The most powerful version of Windows that you can buy today isn’t Windows XP Professional. It’s Windows XP Media Center Edition 2004, an XP superset introduced by Microsoft at the end of September. Media Center turns the PC into a living room gadget that you control with a wireless remote. It downloads music and saves the television shows that you pick from an onscreen schedule, like TiVO’s well-known digital recorder. It connects to a computer monitor and a TV screen. But like every computer, the Media Center system still runs PC games and does your taxes. The operative word, at the September 30 product introduction, was “convergence.”

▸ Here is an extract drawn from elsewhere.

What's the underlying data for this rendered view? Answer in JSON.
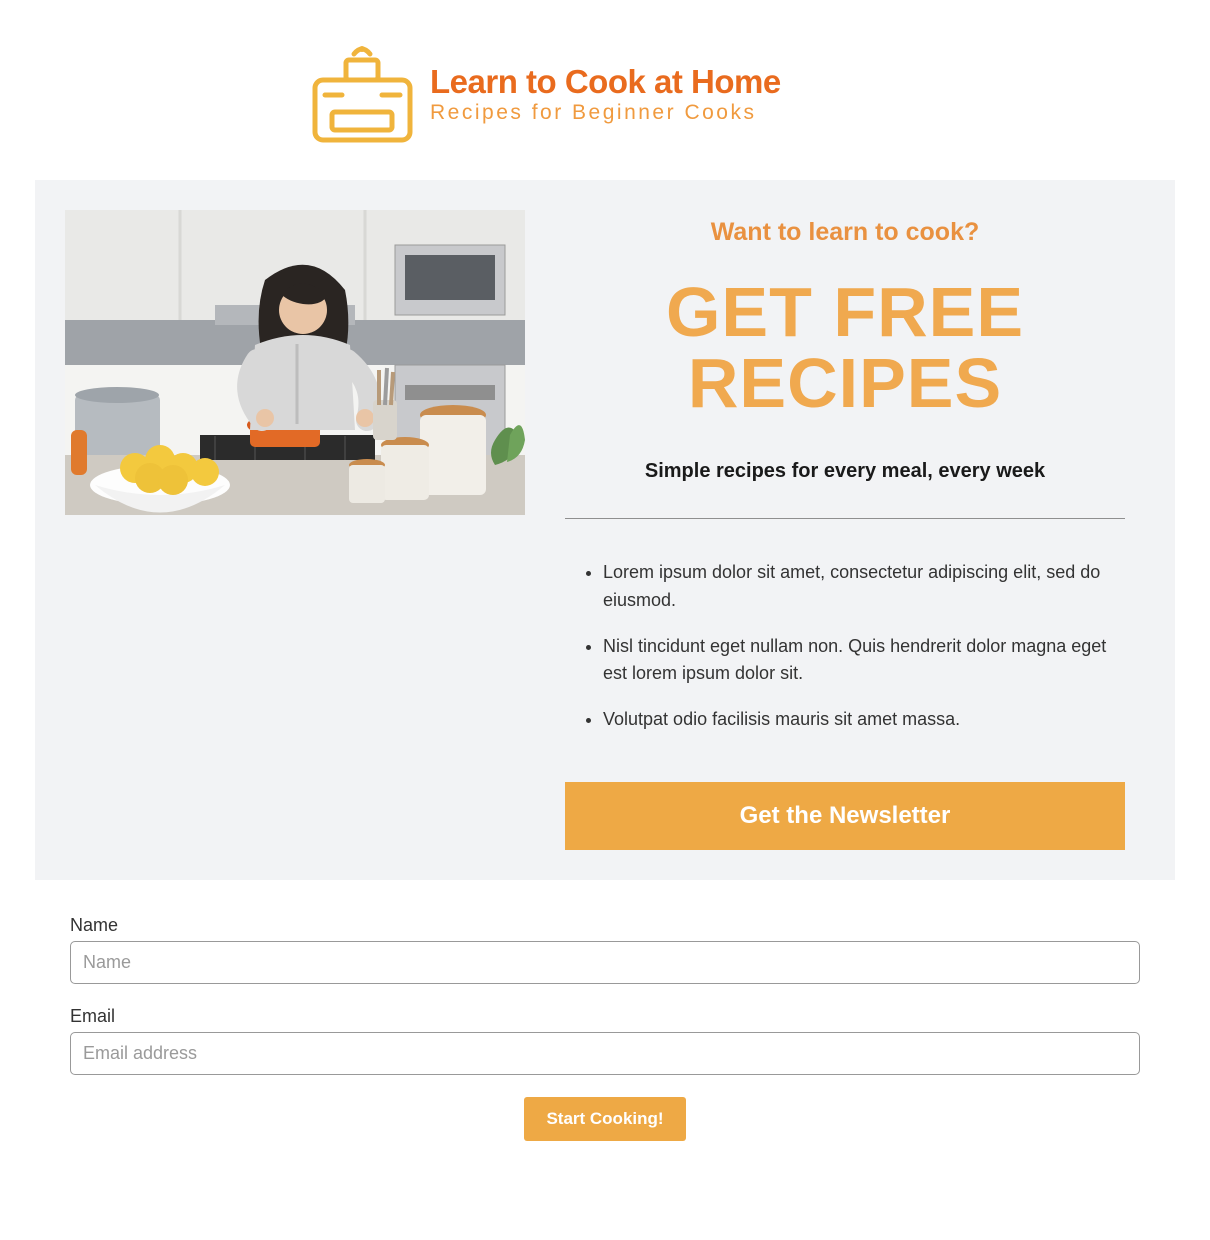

This time around, the software giant is talking about challenging broadcasters and cable firms as the gateways to home-entertainment audiences. That’s because the new edition of Media Center integrates entertainment purveyors — like the relaunched Napster music network, and the Internet movie services Movielink and CinemaNow. Movielink is owned by five Hollywood studios, while CinemaNow is run by the film distributor Lions Gate Entertainment. “The media companies really didn’t have any way to do new audiovideo programming other than, perhaps, create a new cable TV channel,” said Microsoft’s platforms boss Jim Allchin, at the product launch. “As the first truly open entertainment platform, Media Center changes everything. Whether you’re a small independent label or a large conglomerate, you now have a direct path into the home that you didn’t have before.”
Leaning back with a remote control, Media Center users can burn music onto discs or watch over 1,000 movies on demand without subscribing to Time Warner’s HBO and without enduring any commercials. Advertising-sponsored television and radio now has another cause for worry, in addition to commercial-zapping recorders like TiVo and the new digital recorder-equipped cable settop boxes. Allchin said that 100 entertainment firms were cooking up Media Center service offerings.
This year, a new crop of these goodtime PCs will appear with prices in the $700 range — thanks to the trickle down of mighty processing power into low-end chips from the likes of Intel, Advanced Micro Devices and ATI Technologies.
The living room PC comes at a time when homes increasingly have wireless Wi-Fi links to connect gadgets to each other, and to the Internet. This could be big.